[[ Records for this task, beginning ]]
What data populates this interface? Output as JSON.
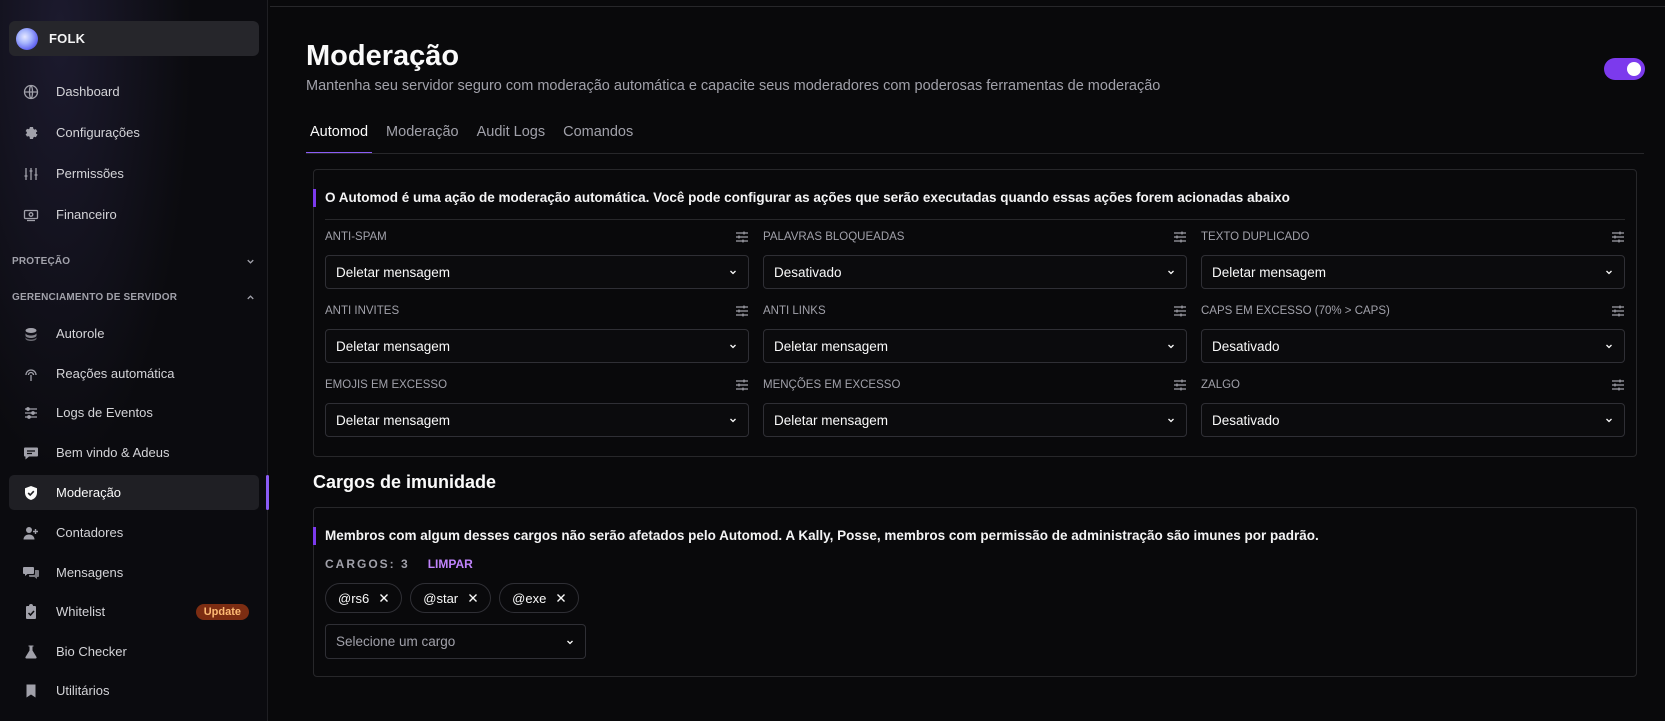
{
  "server": {
    "name": "FOLK"
  },
  "sidebar": {
    "top_items": [
      {
        "label": "Dashboard",
        "icon": "globe-icon"
      },
      {
        "label": "Configurações",
        "icon": "gear-icon"
      },
      {
        "label": "Permissões",
        "icon": "sliders-icon"
      },
      {
        "label": "Financeiro",
        "icon": "money-icon"
      }
    ],
    "sections": [
      {
        "label": "PROTEÇÃO",
        "expanded": false
      },
      {
        "label": "GERENCIAMENTO DE SERVIDOR",
        "expanded": true
      }
    ],
    "server_items": [
      {
        "label": "Autorole",
        "icon": "roles-icon"
      },
      {
        "label": "Reações automática",
        "icon": "reaction-icon"
      },
      {
        "label": "Logs de Eventos",
        "icon": "log-icon"
      },
      {
        "label": "Bem vindo & Adeus",
        "icon": "chat-icon"
      },
      {
        "label": "Moderação",
        "icon": "shield-icon",
        "active": true
      },
      {
        "label": "Contadores",
        "icon": "user-plus-icon"
      },
      {
        "label": "Mensagens",
        "icon": "messages-icon"
      },
      {
        "label": "Whitelist",
        "icon": "clipboard-icon",
        "badge": "Update"
      },
      {
        "label": "Bio Checker",
        "icon": "flask-icon"
      },
      {
        "label": "Utilitários",
        "icon": "bookmark-icon"
      }
    ]
  },
  "header": {
    "title": "Moderação",
    "subtitle": "Mantenha seu servidor seguro com moderação automática e capacite seus moderadores com poderosas ferramentas de moderação",
    "enabled": true
  },
  "tabs": [
    {
      "label": "Automod",
      "active": true
    },
    {
      "label": "Moderação",
      "active": false
    },
    {
      "label": "Audit Logs",
      "active": false
    },
    {
      "label": "Comandos",
      "active": false
    }
  ],
  "automod": {
    "description": "O Automod é uma ação de moderação automática. Você pode configurar as ações que serão executadas quando essas ações forem acionadas abaixo",
    "fields": [
      {
        "label": "ANTI-SPAM",
        "value": "Deletar mensagem"
      },
      {
        "label": "PALAVRAS BLOQUEADAS",
        "value": "Desativado"
      },
      {
        "label": "TEXTO DUPLICADO",
        "value": "Deletar mensagem"
      },
      {
        "label": "ANTI INVITES",
        "value": "Deletar mensagem"
      },
      {
        "label": "ANTI LINKS",
        "value": "Deletar mensagem"
      },
      {
        "label": "CAPS EM EXCESSO (70% > CAPS)",
        "value": "Desativado"
      },
      {
        "label": "EMOJIS EM EXCESSO",
        "value": "Deletar mensagem"
      },
      {
        "label": "MENÇÕES EM EXCESSO",
        "value": "Deletar mensagem"
      },
      {
        "label": "ZALGO",
        "value": "Desativado"
      }
    ]
  },
  "immunity": {
    "heading": "Cargos de imunidade",
    "description": "Membros com algum desses cargos não serão afetados pelo Automod. A Kally, Posse, membros com permissão de administração são imunes por padrão.",
    "count_label": "CARGOS: 3",
    "clear_label": "LIMPAR",
    "roles": [
      "@rs6",
      "@star",
      "@exe"
    ],
    "select_placeholder": "Selecione um cargo"
  },
  "colors": {
    "accent": "#7c3aed",
    "badge_bg": "#7c2d12",
    "badge_text": "#fdba74",
    "link": "#c084fc"
  }
}
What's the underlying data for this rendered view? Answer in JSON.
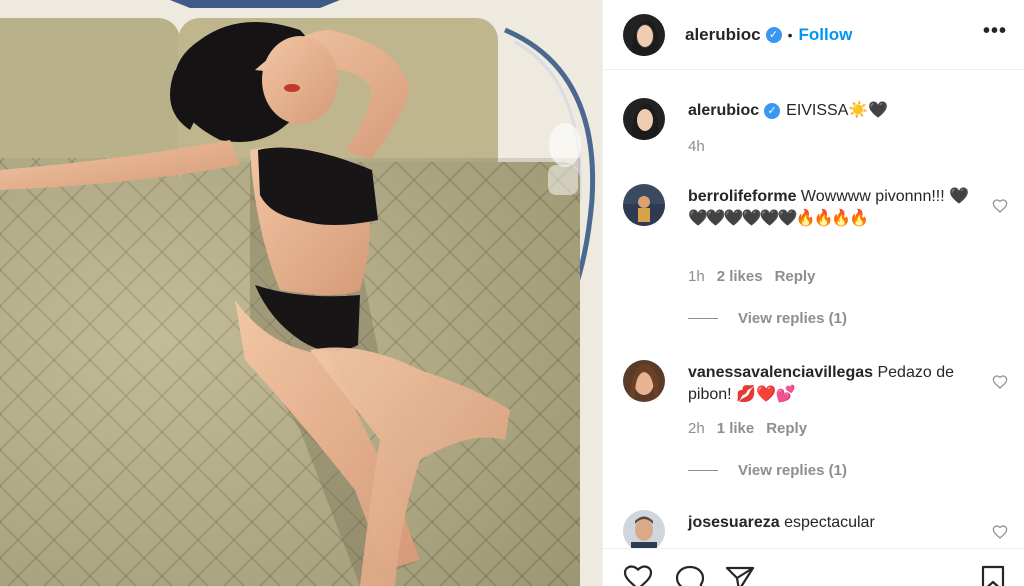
{
  "post": {
    "username": "alerubioc",
    "follow_label": "Follow",
    "separator": "•",
    "more_icon": "•••"
  },
  "caption": {
    "username": "alerubioc",
    "text": "EIVISSA",
    "emoji": "☀️🖤",
    "time": "4h"
  },
  "comments": [
    {
      "username": "berrolifeforme",
      "text": "Wowwww pivonnn!!!",
      "emoji": "🖤🖤🖤🖤🖤🖤🖤🔥🔥🔥🔥",
      "time": "1h",
      "likes": "2 likes",
      "reply": "Reply",
      "view_replies": "View replies (1)"
    },
    {
      "username": "vanessavalenciavillegas",
      "text": "Pedazo de pibon!",
      "emoji": "💋❤️💕",
      "time": "2h",
      "likes": "1 like",
      "reply": "Reply",
      "view_replies": "View replies (1)"
    },
    {
      "username": "josesuareza",
      "text": "espectacular"
    }
  ],
  "colors": {
    "link": "#0095f6",
    "verified": "#3897f0",
    "muted": "#8e8e8e",
    "text": "#262626"
  },
  "icons": [
    "verified-badge-icon",
    "more-options-icon",
    "heart-icon",
    "comment-icon",
    "share-icon",
    "bookmark-icon"
  ]
}
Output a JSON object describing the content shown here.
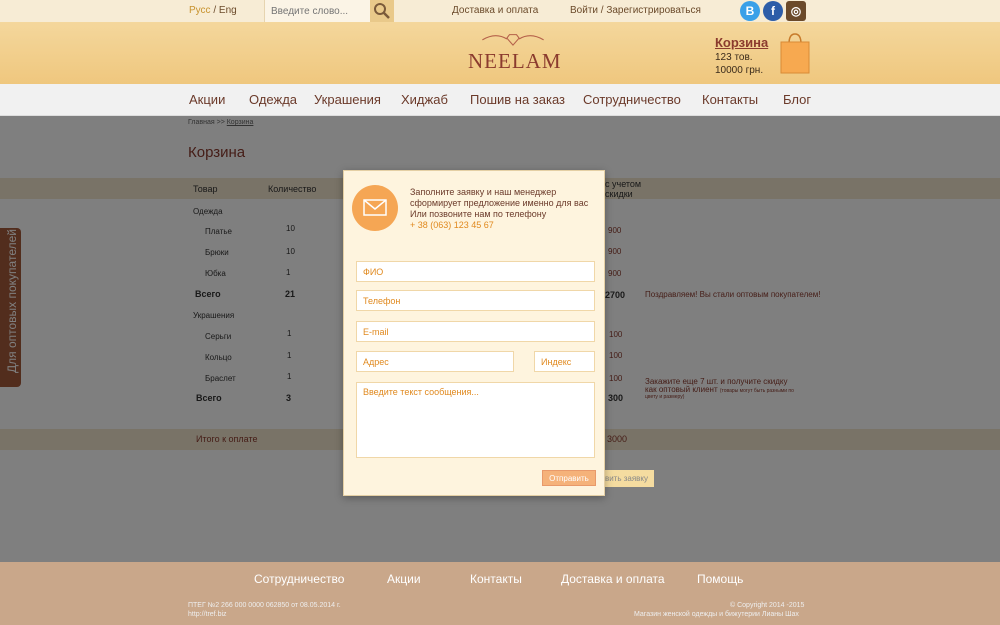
{
  "topbar": {
    "lang_ru": "Русс",
    "lang_sep": " / ",
    "lang_en": "Eng",
    "search_placeholder": "Введите слово...",
    "delivery_link": "Доставка и оплата",
    "login_link": "Войти / Зарегистрироваться",
    "social": {
      "vk": "B",
      "fb": "f",
      "ig": "◎"
    }
  },
  "header": {
    "logo": "NEELAM",
    "cart_title": "Корзина",
    "cart_count": "123 тов.",
    "cart_sum": "10000 грн."
  },
  "nav": {
    "items": [
      "Акции",
      "Одежда",
      "Украшения",
      "Хиджаб",
      "Пошив на заказ",
      "Сотрудничество",
      "Контакты",
      "Блог"
    ]
  },
  "page": {
    "breadcrumb_home": "Главная",
    "breadcrumb_sep": " >> ",
    "breadcrumb_current": "Корзина",
    "title": "Корзина",
    "table": {
      "col_product": "Товар",
      "col_qty": "Количество",
      "col_discount_1": "с учетом",
      "col_discount_2": "скидки",
      "group1": "Одежда",
      "group1_items": [
        {
          "name": "Платье",
          "qty": "10",
          "price": "900"
        },
        {
          "name": "Брюки",
          "qty": "10",
          "price": "900"
        },
        {
          "name": "Юбка",
          "qty": "1",
          "price": "900"
        }
      ],
      "group1_total_label": "Всего",
      "group1_total_qty": "21",
      "group1_total_price": "2700",
      "group1_note": "Поздравляем! Вы стали оптовым покупателем!",
      "group2": "Украшения",
      "group2_items": [
        {
          "name": "Серьги",
          "qty": "1",
          "price": "100"
        },
        {
          "name": "Кольцо",
          "qty": "1",
          "price": "100"
        },
        {
          "name": "Браслет",
          "qty": "1",
          "price": "100"
        }
      ],
      "group2_total_label": "Всего",
      "group2_total_qty": "3",
      "group2_total_price": "300",
      "group2_note_1": "Закажите еще 7 шт. и получите скидку",
      "group2_note_2": "как оптовый клиент",
      "group2_note_small_1": "(товары могут быть разными по",
      "group2_note_small_2": "цвету и размеру)",
      "total_label": "Итого к оплате",
      "total_value": "3000",
      "ghost_button": "вить заявку"
    }
  },
  "side_tab": "Для оптовых покупателей",
  "modal": {
    "line1": "Заполните заявку и наш менеджер",
    "line2": "сформирует предложение именно для вас",
    "line3": "Или позвоните нам по телефону",
    "phone": "+ 38 (063) 123 45 67",
    "fio_placeholder": "ФИО",
    "phone_placeholder": "Телефон",
    "email_placeholder": "E-mail",
    "address_placeholder": "Адрес",
    "index_placeholder": "Индекс",
    "message_placeholder": "Введите текст сообщения...",
    "send_label": "Отправить"
  },
  "footer": {
    "links": [
      "Сотрудничество",
      "Акции",
      "Контакты",
      "Доставка и оплата",
      "Помощь"
    ],
    "left_1": "ПТЕГ №2 266 000 0000 062850 от 08.05.2014 г.",
    "left_2": "http://tref.biz",
    "right_1": "© Copyright 2014 -2015",
    "right_2": "Магазин женской одежды и бижутерии Лианы Шах"
  },
  "colors": {
    "accent": "#8b3b2e",
    "orange": "#e0891e",
    "footer_bg": "#c9a78a"
  }
}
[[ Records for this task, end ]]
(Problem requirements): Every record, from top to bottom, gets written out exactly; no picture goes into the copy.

(Output for this task):
What data populates this interface? Output as JSON.
{
  "server": {
    "name": "FOLK"
  },
  "sidebar": {
    "top_items": [
      {
        "label": "Dashboard",
        "icon": "globe-icon"
      },
      {
        "label": "Configurações",
        "icon": "gear-icon"
      },
      {
        "label": "Permissões",
        "icon": "sliders-icon"
      },
      {
        "label": "Financeiro",
        "icon": "money-icon"
      }
    ],
    "sections": [
      {
        "label": "PROTEÇÃO",
        "expanded": false
      },
      {
        "label": "GERENCIAMENTO DE SERVIDOR",
        "expanded": true
      }
    ],
    "server_items": [
      {
        "label": "Autorole",
        "icon": "roles-icon"
      },
      {
        "label": "Reações automática",
        "icon": "reaction-icon"
      },
      {
        "label": "Logs de Eventos",
        "icon": "log-icon"
      },
      {
        "label": "Bem vindo & Adeus",
        "icon": "chat-icon"
      },
      {
        "label": "Moderação",
        "icon": "shield-icon",
        "active": true
      },
      {
        "label": "Contadores",
        "icon": "user-plus-icon"
      },
      {
        "label": "Mensagens",
        "icon": "messages-icon"
      },
      {
        "label": "Whitelist",
        "icon": "clipboard-icon",
        "badge": "Update"
      },
      {
        "label": "Bio Checker",
        "icon": "flask-icon"
      },
      {
        "label": "Utilitários",
        "icon": "bookmark-icon"
      }
    ]
  },
  "header": {
    "title": "Moderação",
    "subtitle": "Mantenha seu servidor seguro com moderação automática e capacite seus moderadores com poderosas ferramentas de moderação",
    "enabled": true
  },
  "tabs": [
    {
      "label": "Automod",
      "active": true
    },
    {
      "label": "Moderação",
      "active": false
    },
    {
      "label": "Audit Logs",
      "active": false
    },
    {
      "label": "Comandos",
      "active": false
    }
  ],
  "automod": {
    "description": "O Automod é uma ação de moderação automática. Você pode configurar as ações que serão executadas quando essas ações forem acionadas abaixo",
    "fields": [
      {
        "label": "ANTI-SPAM",
        "value": "Deletar mensagem"
      },
      {
        "label": "PALAVRAS BLOQUEADAS",
        "value": "Desativado"
      },
      {
        "label": "TEXTO DUPLICADO",
        "value": "Deletar mensagem"
      },
      {
        "label": "ANTI INVITES",
        "value": "Deletar mensagem"
      },
      {
        "label": "ANTI LINKS",
        "value": "Deletar mensagem"
      },
      {
        "label": "CAPS EM EXCESSO (70% > CAPS)",
        "value": "Desativado"
      },
      {
        "label": "EMOJIS EM EXCESSO",
        "value": "Deletar mensagem"
      },
      {
        "label": "MENÇÕES EM EXCESSO",
        "value": "Deletar mensagem"
      },
      {
        "label": "ZALGO",
        "value": "Desativado"
      }
    ]
  },
  "immunity": {
    "heading": "Cargos de imunidade",
    "description": "Membros com algum desses cargos não serão afetados pelo Automod. A Kally, Posse, membros com permissão de administração são imunes por padrão.",
    "count_label": "CARGOS: 3",
    "clear_label": "LIMPAR",
    "roles": [
      "@rs6",
      "@star",
      "@exe"
    ],
    "select_placeholder": "Selecione um cargo"
  },
  "colors": {
    "accent": "#7c3aed",
    "badge_bg": "#7c2d12",
    "badge_text": "#fdba74",
    "link": "#c084fc"
  }
}
What's the underlying data for this rendered view? Answer in JSON.
{
  "post": {
    "username": "alerubioc",
    "follow_label": "Follow",
    "separator": "•",
    "more_icon": "•••"
  },
  "caption": {
    "username": "alerubioc",
    "text": "EIVISSA",
    "emoji": "☀️🖤",
    "time": "4h"
  },
  "comments": [
    {
      "username": "berrolifeforme",
      "text": "Wowwww pivonnn!!!",
      "emoji": "🖤🖤🖤🖤🖤🖤🖤🔥🔥🔥🔥",
      "time": "1h",
      "likes": "2 likes",
      "reply": "Reply",
      "view_replies": "View replies (1)"
    },
    {
      "username": "vanessavalenciavillegas",
      "text": "Pedazo de pibon!",
      "emoji": "💋❤️💕",
      "time": "2h",
      "likes": "1 like",
      "reply": "Reply",
      "view_replies": "View replies (1)"
    },
    {
      "username": "josesuareza",
      "text": "espectacular"
    }
  ],
  "colors": {
    "link": "#0095f6",
    "verified": "#3897f0",
    "muted": "#8e8e8e",
    "text": "#262626"
  },
  "icons": [
    "verified-badge-icon",
    "more-options-icon",
    "heart-icon",
    "comment-icon",
    "share-icon",
    "bookmark-icon"
  ]
}
Output a JSON object describing the content shown here.
{
  "topbar": {
    "lang_ru": "Русс",
    "lang_sep": " / ",
    "lang_en": "Eng",
    "search_placeholder": "Введите слово...",
    "delivery_link": "Доставка и оплата",
    "login_link": "Войти / Зарегистрироваться",
    "social": {
      "vk": "B",
      "fb": "f",
      "ig": "◎"
    }
  },
  "header": {
    "logo": "NEELAM",
    "cart_title": "Корзина",
    "cart_count": "123 тов.",
    "cart_sum": "10000 грн."
  },
  "nav": {
    "items": [
      "Акции",
      "Одежда",
      "Украшения",
      "Хиджаб",
      "Пошив на заказ",
      "Сотрудничество",
      "Контакты",
      "Блог"
    ]
  },
  "page": {
    "breadcrumb_home": "Главная",
    "breadcrumb_sep": " >> ",
    "breadcrumb_current": "Корзина",
    "title": "Корзина",
    "table": {
      "col_product": "Товар",
      "col_qty": "Количество",
      "col_discount_1": "с учетом",
      "col_discount_2": "скидки",
      "group1": "Одежда",
      "group1_items": [
        {
          "name": "Платье",
          "qty": "10",
          "price": "900"
        },
        {
          "name": "Брюки",
          "qty": "10",
          "price": "900"
        },
        {
          "name": "Юбка",
          "qty": "1",
          "price": "900"
        }
      ],
      "group1_total_label": "Всего",
      "group1_total_qty": "21",
      "group1_total_price": "2700",
      "group1_note": "Поздравляем! Вы стали оптовым покупателем!",
      "group2": "Украшения",
      "group2_items": [
        {
          "name": "Серьги",
          "qty": "1",
          "price": "100"
        },
        {
          "name": "Кольцо",
          "qty": "1",
          "price": "100"
        },
        {
          "name": "Браслет",
          "qty": "1",
          "price": "100"
        }
      ],
      "group2_total_label": "Всего",
      "group2_total_qty": "3",
      "group2_total_price": "300",
      "group2_note_1": "Закажите еще 7 шт. и получите скидку",
      "group2_note_2": "как оптовый клиент",
      "group2_note_small_1": "(товары могут быть разными по",
      "group2_note_small_2": "цвету и размеру)",
      "total_label": "Итого к оплате",
      "total_value": "3000",
      "ghost_button": "вить заявку"
    }
  },
  "side_tab": "Для оптовых покупателей",
  "modal": {
    "line1": "Заполните заявку и наш менеджер",
    "line2": "сформирует предложение именно для вас",
    "line3": "Или позвоните нам по телефону",
    "phone": "+ 38 (063) 123 45 67",
    "fio_placeholder": "ФИО",
    "phone_placeholder": "Телефон",
    "email_placeholder": "E-mail",
    "address_placeholder": "Адрес",
    "index_placeholder": "Индекс",
    "message_placeholder": "Введите текст сообщения...",
    "send_label": "Отправить"
  },
  "footer": {
    "links": [
      "Сотрудничество",
      "Акции",
      "Контакты",
      "Доставка и оплата",
      "Помощь"
    ],
    "left_1": "ПТЕГ №2 266 000 0000 062850 от 08.05.2014 г.",
    "left_2": "http://tref.biz",
    "right_1": "© Copyright 2014 -2015",
    "right_2": "Магазин женской одежды и бижутерии Лианы Шах"
  },
  "colors": {
    "accent": "#8b3b2e",
    "orange": "#e0891e",
    "footer_bg": "#c9a78a"
  }
}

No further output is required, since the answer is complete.